## WORK TASK
Report every line of the records below that includes the string "this".

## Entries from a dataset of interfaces

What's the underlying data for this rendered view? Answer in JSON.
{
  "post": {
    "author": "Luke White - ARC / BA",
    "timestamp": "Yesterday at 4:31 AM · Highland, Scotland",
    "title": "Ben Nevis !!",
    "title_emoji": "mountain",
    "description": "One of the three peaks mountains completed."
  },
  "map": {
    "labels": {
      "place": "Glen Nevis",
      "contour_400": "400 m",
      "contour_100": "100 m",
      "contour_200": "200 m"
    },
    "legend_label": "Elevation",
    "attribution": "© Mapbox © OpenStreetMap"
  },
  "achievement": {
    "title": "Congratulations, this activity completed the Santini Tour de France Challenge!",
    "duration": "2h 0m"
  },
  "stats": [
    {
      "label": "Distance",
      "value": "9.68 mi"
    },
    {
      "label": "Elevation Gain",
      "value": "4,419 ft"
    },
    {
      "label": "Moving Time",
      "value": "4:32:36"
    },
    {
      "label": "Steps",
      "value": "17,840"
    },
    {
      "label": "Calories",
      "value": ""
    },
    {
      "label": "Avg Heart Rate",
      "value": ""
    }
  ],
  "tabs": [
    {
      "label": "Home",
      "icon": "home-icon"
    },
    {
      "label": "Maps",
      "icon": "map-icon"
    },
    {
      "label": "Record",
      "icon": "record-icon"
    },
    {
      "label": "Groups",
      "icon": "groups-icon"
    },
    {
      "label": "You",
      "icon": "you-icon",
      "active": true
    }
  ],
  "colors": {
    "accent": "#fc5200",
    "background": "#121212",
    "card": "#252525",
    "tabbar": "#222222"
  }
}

## YOUR SOLUTION
What's the underlying data for this rendered view? Answer in JSON.
    "title": "Congratulations, this activity completed the Santini Tour de France Challenge!",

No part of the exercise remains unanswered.